- I am writing down the recipe: אני רושמת את המתכון
- I am writing the recipe: אני כותבת את המתכון
In other words, רושמת here clarifies that she is in fact copying the recipe from somewhere else, while כותבת doesn't imply that, and the connotation leans more toward original writing.
Sometimes I google words with images. When I googled רשם, which is probably the noun that the verb came from, I saw pics of people meeting each other, shaking hands, going on dates. Then I went to an online Hebrew-English dictionary, and the noun means "impression." Pens and pencils can also be used to make impressions of something, so that's how I keep the two different verbs distinct in my head. I have heard that most abstract ideas in Hebrew are based in the concrete, and this would be a good example of that.
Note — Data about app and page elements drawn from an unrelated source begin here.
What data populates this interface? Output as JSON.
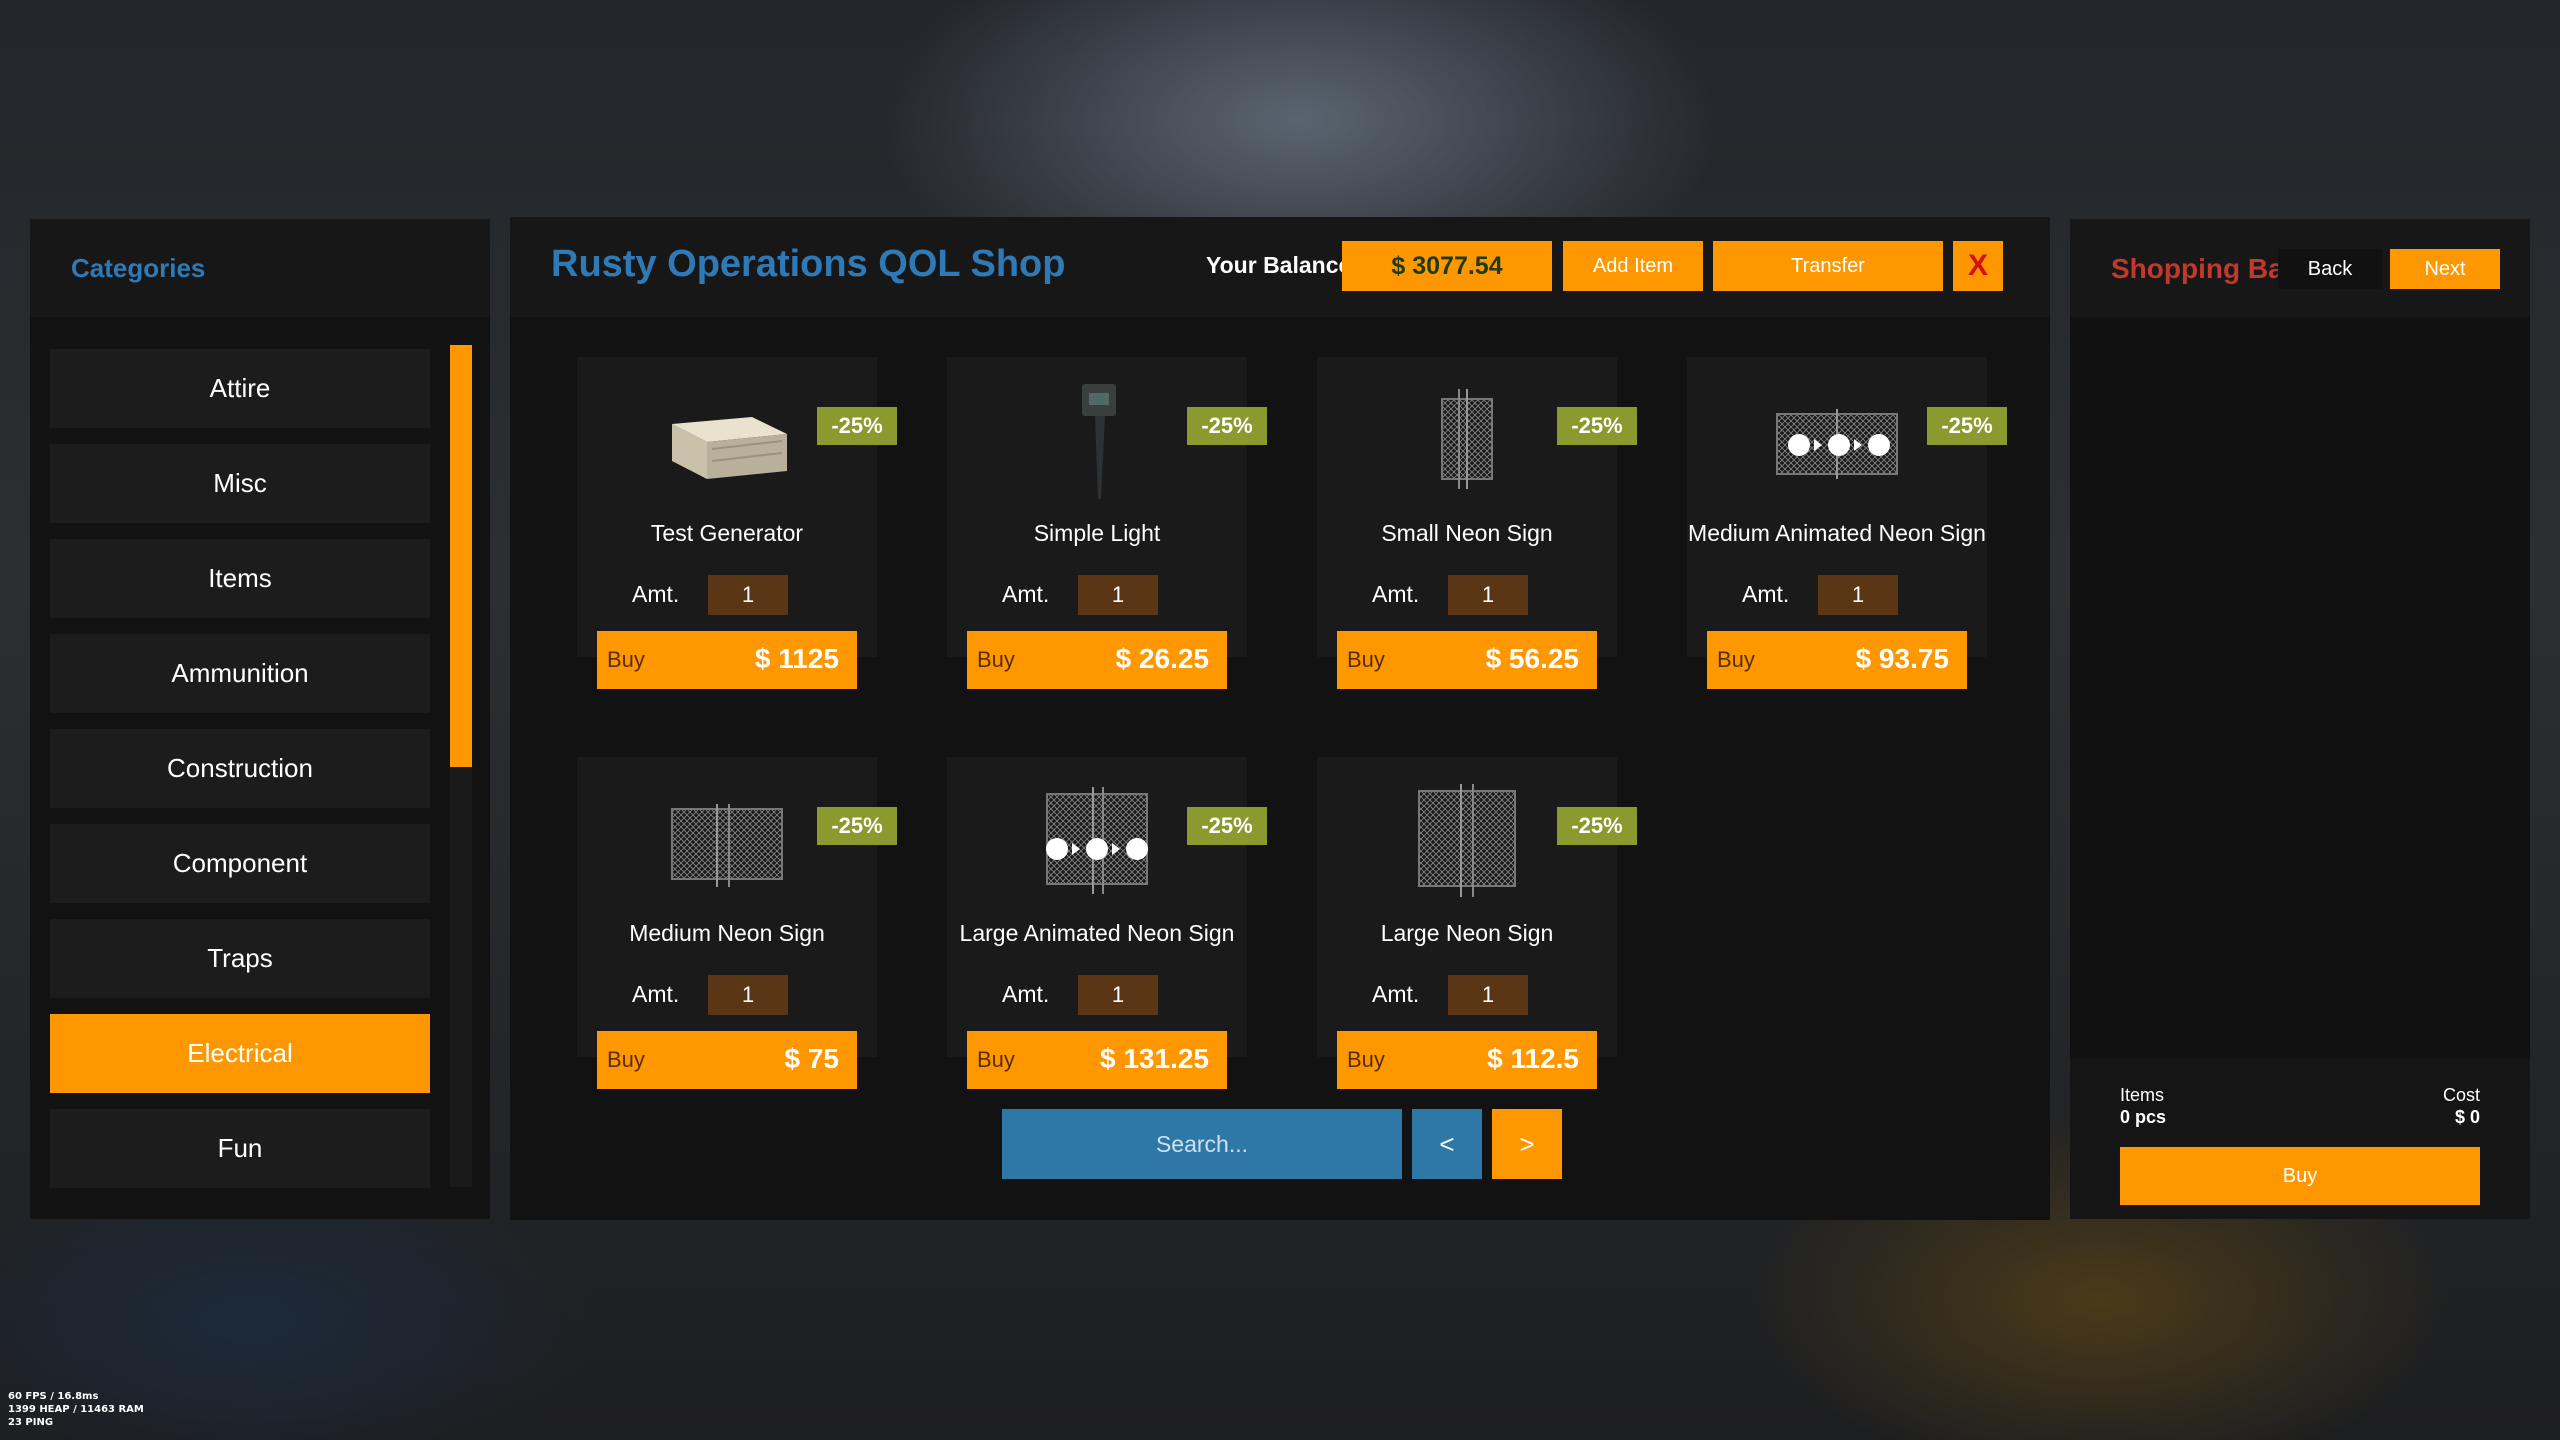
{
  "categories": {
    "title": "Categories",
    "items": [
      {
        "label": "Attire",
        "active": false
      },
      {
        "label": "Misc",
        "active": false
      },
      {
        "label": "Items",
        "active": false
      },
      {
        "label": "Ammunition",
        "active": false
      },
      {
        "label": "Construction",
        "active": false
      },
      {
        "label": "Component",
        "active": false
      },
      {
        "label": "Traps",
        "active": false
      },
      {
        "label": "Electrical",
        "active": true
      },
      {
        "label": "Fun",
        "active": false
      }
    ]
  },
  "shop": {
    "title": "Rusty Operations QOL Shop",
    "balance_label": "Your Balance",
    "balance_value": "$ 3077.54",
    "add_item_label": "Add Item",
    "transfer_label": "Transfer",
    "close_label": "X",
    "amount_label": "Amt.",
    "buy_label": "Buy",
    "products": [
      {
        "name": "Test Generator",
        "discount": "-25%",
        "amount": "1",
        "price": "$ 1125",
        "icon": "generator-icon"
      },
      {
        "name": "Simple Light",
        "discount": "-25%",
        "amount": "1",
        "price": "$ 26.25",
        "icon": "light-icon"
      },
      {
        "name": "Small Neon Sign",
        "discount": "-25%",
        "amount": "1",
        "price": "$ 56.25",
        "icon": "neon-sign-icon"
      },
      {
        "name": "Medium Animated Neon Sign",
        "discount": "-25%",
        "amount": "1",
        "price": "$ 93.75",
        "icon": "animated-neon-sign-icon"
      },
      {
        "name": "Medium Neon Sign",
        "discount": "-25%",
        "amount": "1",
        "price": "$ 75",
        "icon": "neon-sign-icon"
      },
      {
        "name": "Large Animated Neon Sign",
        "discount": "-25%",
        "amount": "1",
        "price": "$ 131.25",
        "icon": "animated-neon-sign-icon"
      },
      {
        "name": "Large Neon Sign",
        "discount": "-25%",
        "amount": "1",
        "price": "$ 112.5",
        "icon": "neon-sign-icon"
      }
    ],
    "search_placeholder": "Search...",
    "prev_label": "<",
    "next_label": ">"
  },
  "bag": {
    "title": "Shopping Bag",
    "back_label": "Back",
    "next_label": "Next",
    "items_label": "Items",
    "items_value": "0 pcs",
    "cost_label": "Cost",
    "cost_value": "$ 0",
    "buy_label": "Buy"
  },
  "perf": {
    "line1": "60 FPS / 16.8ms",
    "line2": "1399 HEAP / 11463 RAM",
    "line3": "23 PING"
  },
  "colors": {
    "accent": "#ff9800",
    "title_blue": "#2f7ab6",
    "discount_green": "#8a9a2e",
    "bag_title_red": "#c0392b",
    "close_red": "#d51010"
  }
}
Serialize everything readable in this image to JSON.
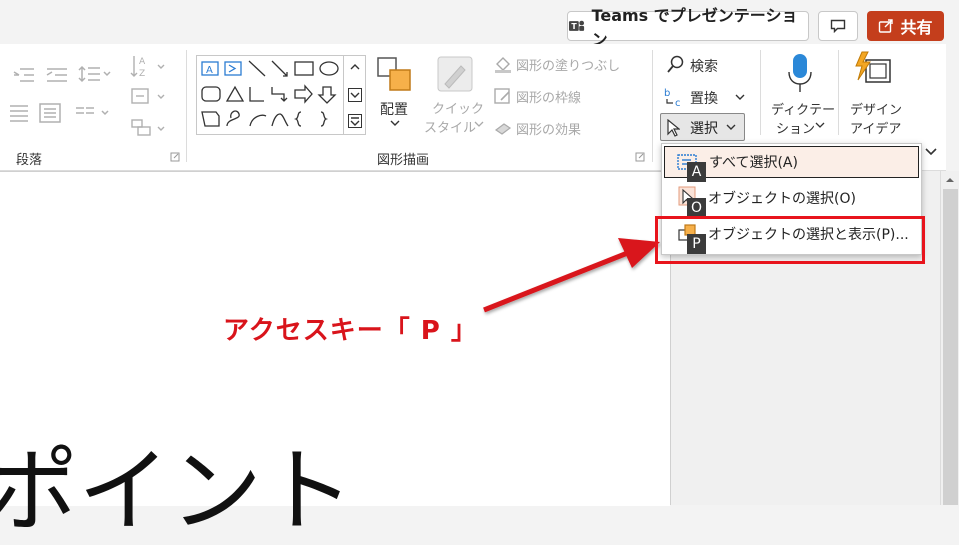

this idea is actually what fluent forever app and website are based on, they have most frequently used words list and the definition fit 600 words in the languages and to can buy illustrations to use on Anki or flashcards, so you don't see the English translation, the app is Kickstarter most funded app ever, it was on a cover of magazines... https://fluent-forever.com it's not out yet but he shows to how to use the images until it is.